(Website and app data records)
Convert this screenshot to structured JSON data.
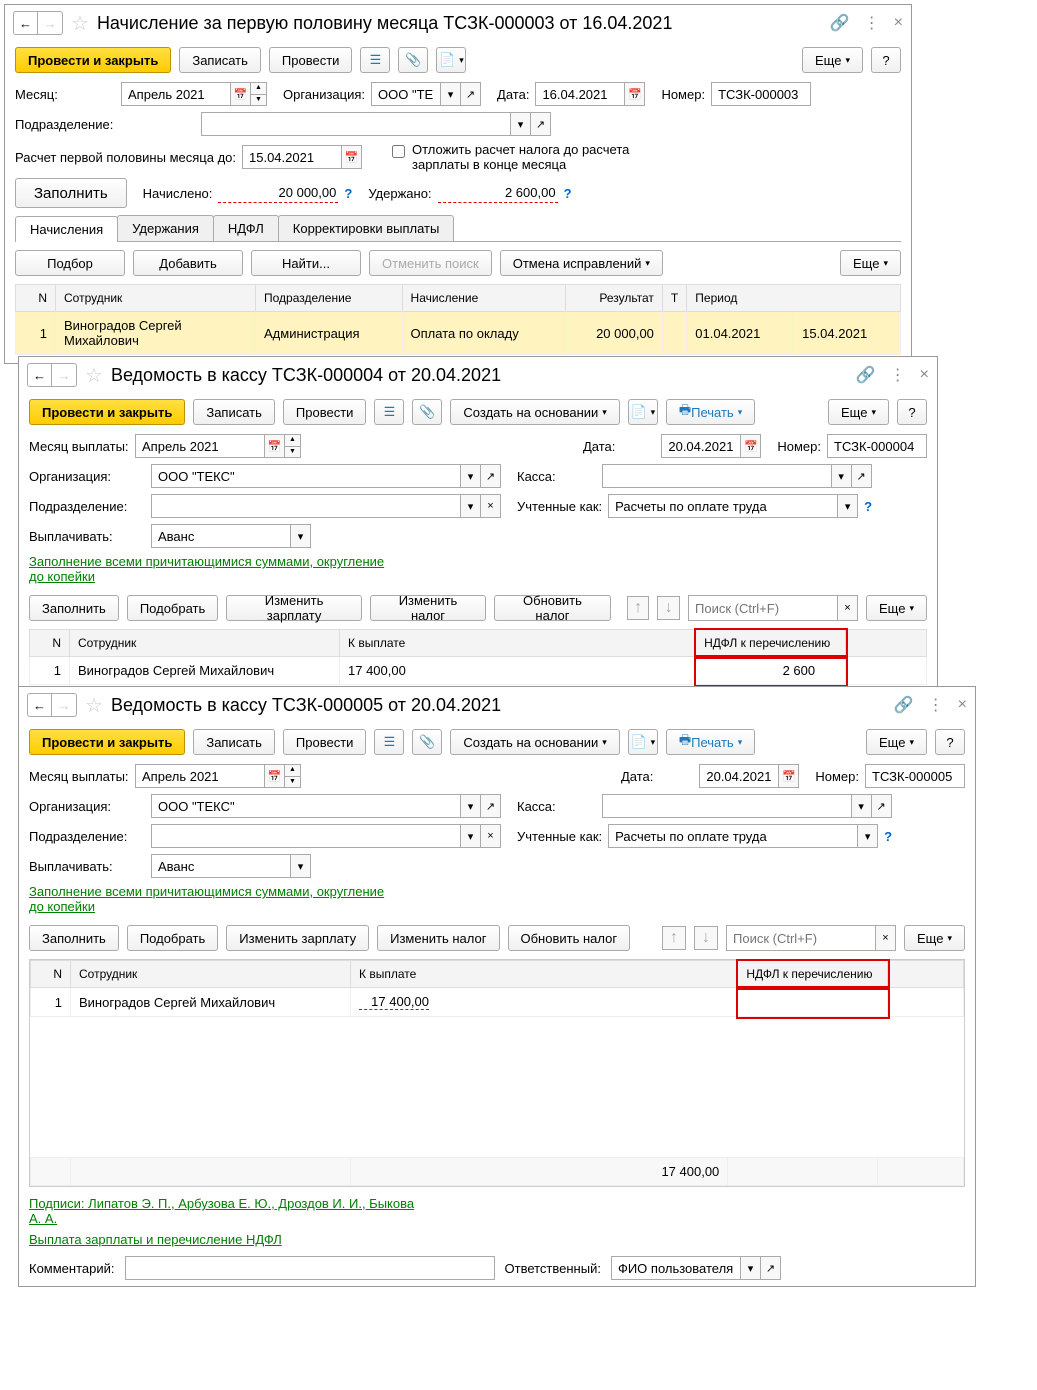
{
  "win1": {
    "title": "Начисление за первую половину месяца ТСЗК-000003 от 16.04.2021",
    "btn_post_close": "Провести и закрыть",
    "btn_save": "Записать",
    "btn_post": "Провести",
    "btn_more": "Еще",
    "lbl_month": "Месяц:",
    "month": "Апрель 2021",
    "lbl_org": "Организация:",
    "org": "ООО \"ТЕК",
    "lbl_date": "Дата:",
    "date": "16.04.2021",
    "lbl_num": "Номер:",
    "num": "ТСЗК-000003",
    "lbl_dept": "Подразделение:",
    "lbl_calc_to": "Расчет первой половины месяца до:",
    "calc_to": "15.04.2021",
    "chk_defer": "Отложить расчет налога до расчета зарплаты в конце месяца",
    "btn_fill": "Заполнить",
    "lbl_accrued": "Начислено:",
    "accrued": "20 000,00",
    "lbl_withheld": "Удержано:",
    "withheld": "2 600,00",
    "tabs": [
      "Начисления",
      "Удержания",
      "НДФЛ",
      "Корректировки выплаты"
    ],
    "btn_select": "Подбор",
    "btn_add": "Добавить",
    "btn_find": "Найти...",
    "btn_cancel_search": "Отменить поиск",
    "btn_cancel_fix": "Отмена исправлений",
    "cols": [
      "N",
      "Сотрудник",
      "Подразделение",
      "Начисление",
      "Результат",
      "Т",
      "Период",
      ""
    ],
    "row": [
      "1",
      "Виноградов Сергей Михайлович",
      "Администрация",
      "Оплата по окладу",
      "20 000,00",
      "",
      "01.04.2021",
      "15.04.2021"
    ]
  },
  "win2": {
    "title": "Ведомость в кассу ТСЗК-000004 от 20.04.2021",
    "btn_post_close": "Провести и закрыть",
    "btn_save": "Записать",
    "btn_post": "Провести",
    "btn_create": "Создать на основании",
    "btn_print": "Печать",
    "btn_more": "Еще",
    "lbl_month": "Месяц выплаты:",
    "month": "Апрель 2021",
    "lbl_date": "Дата:",
    "date": "20.04.2021",
    "lbl_num": "Номер:",
    "num": "ТСЗК-000004",
    "lbl_org": "Организация:",
    "org": "ООО \"ТЕКС\"",
    "lbl_kassa": "Касса:",
    "lbl_dept": "Подразделение:",
    "lbl_acct": "Учтенные как:",
    "acct": "Расчеты по оплате труда",
    "lbl_pay": "Выплачивать:",
    "pay": "Аванс",
    "link_fill": "Заполнение всеми причитающимися суммами, округление до копейки",
    "btn_fill": "Заполнить",
    "btn_pick": "Подобрать",
    "btn_chg_sal": "Изменить зарплату",
    "btn_chg_tax": "Изменить налог",
    "btn_upd_tax": "Обновить налог",
    "search_ph": "Поиск (Ctrl+F)",
    "cols": [
      "N",
      "Сотрудник",
      "К выплате",
      "НДФЛ к перечислению"
    ],
    "row": [
      "1",
      "Виноградов Сергей Михайлович",
      "17 400,00",
      "2 600"
    ]
  },
  "win3": {
    "title": "Ведомость в кассу ТСЗК-000005 от 20.04.2021",
    "btn_post_close": "Провести и закрыть",
    "btn_save": "Записать",
    "btn_post": "Провести",
    "btn_create": "Создать на основании",
    "btn_print": "Печать",
    "btn_more": "Еще",
    "lbl_month": "Месяц выплаты:",
    "month": "Апрель 2021",
    "lbl_date": "Дата:",
    "date": "20.04.2021",
    "lbl_num": "Номер:",
    "num": "ТСЗК-000005",
    "lbl_org": "Организация:",
    "org": "ООО \"ТЕКС\"",
    "lbl_kassa": "Касса:",
    "lbl_dept": "Подразделение:",
    "lbl_acct": "Учтенные как:",
    "acct": "Расчеты по оплате труда",
    "lbl_pay": "Выплачивать:",
    "pay": "Аванс",
    "link_fill": "Заполнение всеми причитающимися суммами, округление до копейки",
    "btn_fill": "Заполнить",
    "btn_pick": "Подобрать",
    "btn_chg_sal": "Изменить зарплату",
    "btn_chg_tax": "Изменить налог",
    "btn_upd_tax": "Обновить налог",
    "search_ph": "Поиск (Ctrl+F)",
    "cols": [
      "N",
      "Сотрудник",
      "К выплате",
      "НДФЛ к перечислению"
    ],
    "row": [
      "1",
      "Виноградов Сергей Михайлович",
      "17 400,00",
      ""
    ],
    "total": "17 400,00",
    "link_signers": "Подписи: Липатов Э. П., Арбузова Е. Ю., Дроздов И. И., Быкова А. А.",
    "link_ndfl": "Выплата зарплаты и перечисление НДФЛ",
    "lbl_comment": "Комментарий:",
    "lbl_resp": "Ответственный:",
    "resp": "ФИО пользователя"
  }
}
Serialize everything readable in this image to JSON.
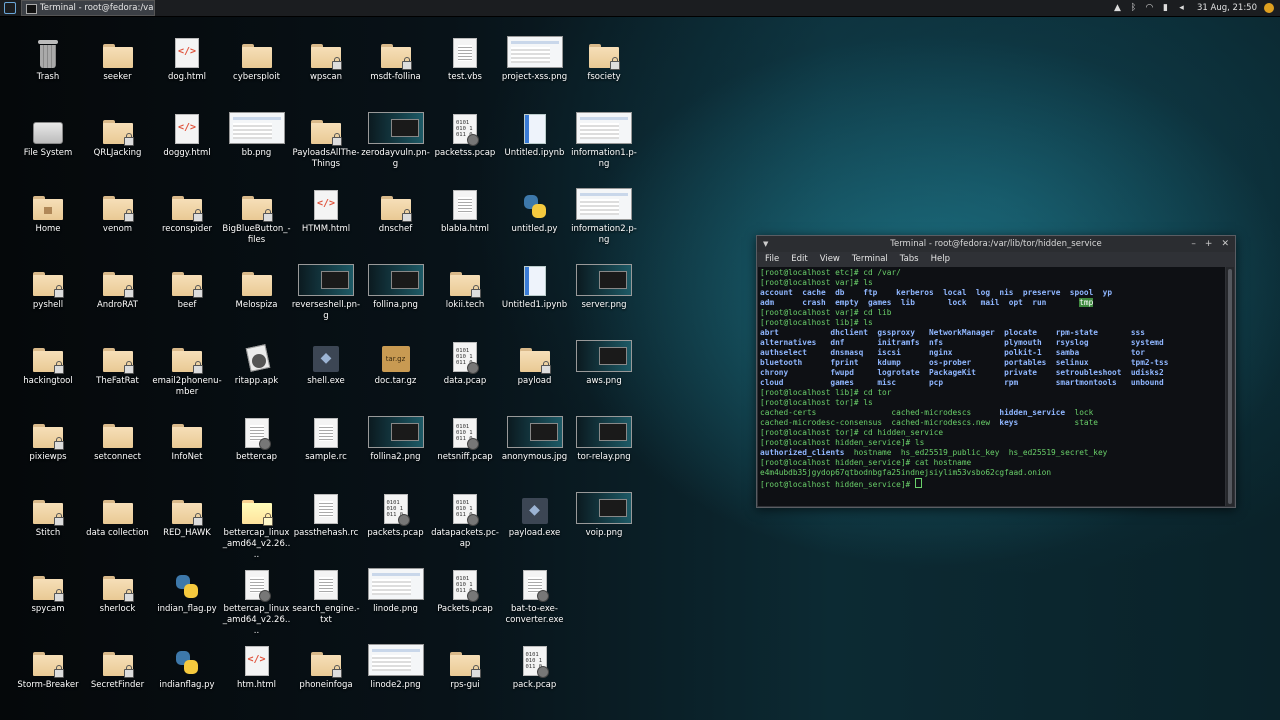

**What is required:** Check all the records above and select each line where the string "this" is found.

**Reply to the task:**
Convert this screenshot to structured JSON data.
Serialize everything readable in this image to JSON.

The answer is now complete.